Despite its popularity, the impact of rhinoplasty surgery on social perceptions is unknown. A recent study set out to measure the association of rhinoplasty with perceived attractiveness, success, and overall health as ranked by an observer.
Rhinoplasty surgery, also known more commonly as a nose job, is one of the most common facial plastic surgery procedures in the United States. Previous studies have reported that nasal deformities alter facial perception, resulting in unwanted attention to the nose and thus, a lower perceived level of attractiveness—both of which can be rectified by rhinoplasty surgery.
Additionally, more and more research has highlighted the sheer importance of facial appearance, citing that it can influence the perceived possession of positive attributes, employment decisions, voting decisions, and even more lenient court judgments. This is referred to as the “halo effect,” where individuals who are considered more attractive receive significant social benefits. As such, rhinoplasty surgery has many potentially positive effects on both a patient’s self-image and their social interactions.
What is the Impact of Surgery on Social Perceptions?
While much research exists on the topic of patient-reported outcomes after a rhinoplasty procedure, few studies have attempted to quantify the impact of the surgery on social perceptions, or observer-reported outcomes. Such research is warranted given the importance of facial appearance on social interactions. Luckily, a recent study was conducted, with the aim of quantifying observer-graded perceived attractiveness, success, and overall health of patients who have undergone a rhinoplasty procedure.
The results of this US-based study were published in JAMA Facial Plastic Surgery and consisted of a web-based survey in which casual observers viewed images of 13 unique patient faces before or after undergoing rhinoplasty. The researchers used the Delphi method to select standardized patient images, thus confirming patient candidacy and overall surgical effect. Participating observers rated the attractiveness, perceived success, and perceived overall health for each picture. The researchers used a scale ranging from 0 to 100, where higher scores corresponded to more positive responses.
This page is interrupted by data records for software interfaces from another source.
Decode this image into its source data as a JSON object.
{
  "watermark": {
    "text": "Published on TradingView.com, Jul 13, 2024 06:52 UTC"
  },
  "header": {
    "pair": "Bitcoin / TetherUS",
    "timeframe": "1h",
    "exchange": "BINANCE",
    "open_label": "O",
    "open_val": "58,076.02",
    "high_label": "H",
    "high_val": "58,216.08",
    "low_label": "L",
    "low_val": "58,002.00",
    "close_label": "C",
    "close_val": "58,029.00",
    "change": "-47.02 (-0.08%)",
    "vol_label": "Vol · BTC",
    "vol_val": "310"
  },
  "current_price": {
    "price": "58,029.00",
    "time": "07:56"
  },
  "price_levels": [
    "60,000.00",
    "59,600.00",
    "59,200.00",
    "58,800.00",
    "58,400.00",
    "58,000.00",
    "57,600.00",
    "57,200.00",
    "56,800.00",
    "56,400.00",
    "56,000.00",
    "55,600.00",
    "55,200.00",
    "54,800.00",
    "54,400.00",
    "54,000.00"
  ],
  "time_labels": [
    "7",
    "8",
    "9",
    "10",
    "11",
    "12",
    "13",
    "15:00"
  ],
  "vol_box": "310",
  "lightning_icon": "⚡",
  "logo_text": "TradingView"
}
They then performed statistical analyses to determine the effect of rhinoplasty while additionally accounting for observer biases.
Rhinoplasty Patients Rated More Attractive
In total, 473 observers including 305 females and 168 males with an average age of 29 years old successfully completed the survey. As predicted, the patients who had undergone rhinoplasty were rated as significantly more attractive, more successful, and overall healthier. In fact, they were judged as more attractive by 14 points, more successful by nine points, and 10 points healthier on a scale of 100 than their counterparts without rhinoplasty.
Results Cannot Be Generalized
When interpreting these results, however, it is important to remember that they do not reflect the full spectrum of rhinoplasty surgical outcomes, which can be affected by several factors such as patient variability and surgical technique, to name a couple. Because the images selected were all representative of ideal rhinoplasty surgical outcomes, these results are not generalizable to all potential patient outcomes. In other words, a nose job alone cannot fully guarantee that you will be perceived as more attractive, successful, and healthy.
The researchers suggest that future studies should include patients with various surgical outcomes in order to in order to better reflect the actual rhinoplasty patient population.
In all, the results of this study suggest that rhinoplasty surgery has the potential to help patients appear more attractive, more successful, and healthier—effects that may extend to improve patients’ social interactions in a multifaceted way. Most importantly perhaps, is the potential of these results to facilitate improved patient-physician discussions in order to provide more precise surgical expectations and, hopefully, to improve patient outcomes and satisfaction.
Written by Rebecca Yu
Source: Nellis, J. C., Ishii, M., Bater, K. L., Papel, I. D., Kontis, T. C., Byrne, P. J., … & Ishii, L. E. (2017). Association of Rhinoplasty With Perceived Attractiveness, Success, and Overall Health. JAMA Facial Plastic Surgery.